31. Neggers Y, Goldenberg RL. Some thoughts on body mass index, micronutrient intakes and pregnancy outcome. J Nutr 2003;133:1737s-40s.
COPYRIGHT 2017 Medknow Publications and Media Pvt. Ltd.
No portion of this article can be reproduced without the express written permission from the copyright holder.
Copyright 2017 Gale, Cengage Learning. All rights reserved.

Article Details
Printer friendly Cite/link Email Feedback
Title Annotation:Original Article
Author:Fan, Xiao-Jing; Gao, Jian-Min; Kang, Yi-Jun; Dang, Shao-Nong; Wang, Wei-Hua; Yan, Hong; Wang, Duo-La
Publication:Chinese Medical Journal
Article Type:Report
Geographic Code:9CHIN
Date:Oct 5, 2017
Previous Article:Effects of Pinealectomy and Gonadectomy on Olfactory Bulb Dopaminergic Neurons in Rats.

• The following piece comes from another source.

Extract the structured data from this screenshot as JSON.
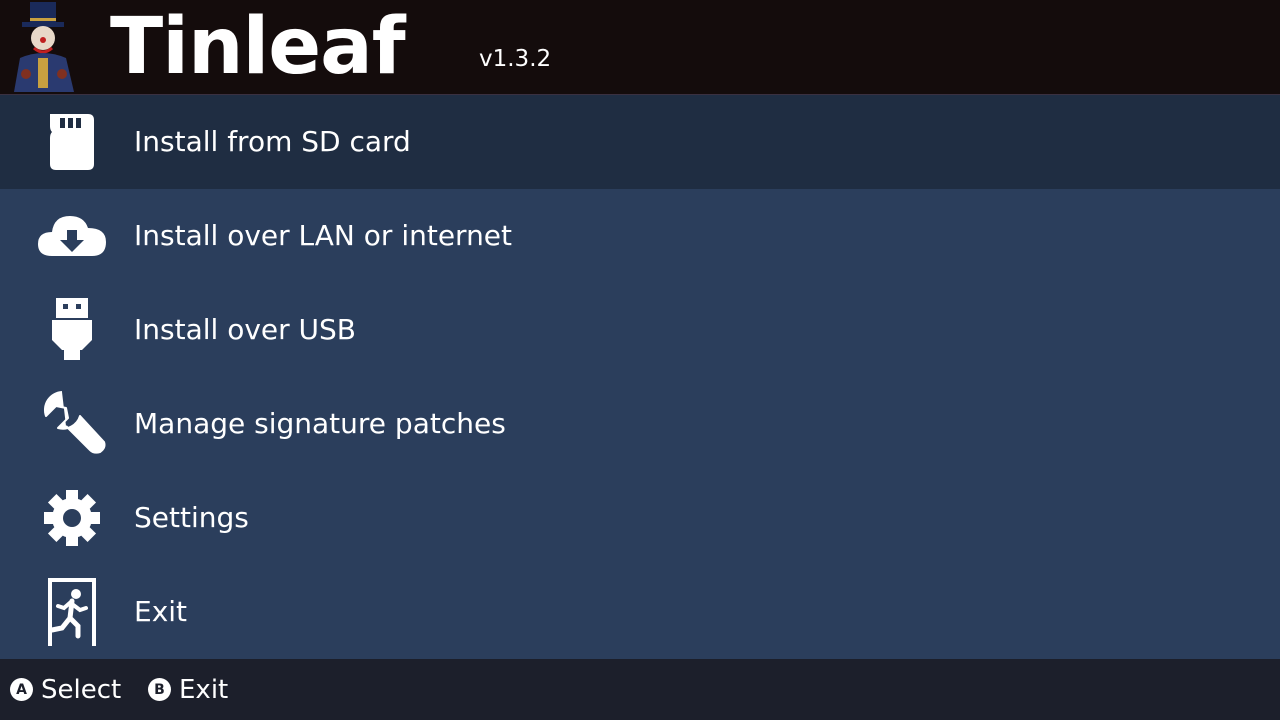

Next Article:Corrigendum: Chinese Guidelines for the Diagnosis and Management of Tumefactive Demyelinating Lesions of Central Nervous System.

Terms of use | Privacy policy | Copyright © 2019 Farlex, Inc. | Feedback | For webmasters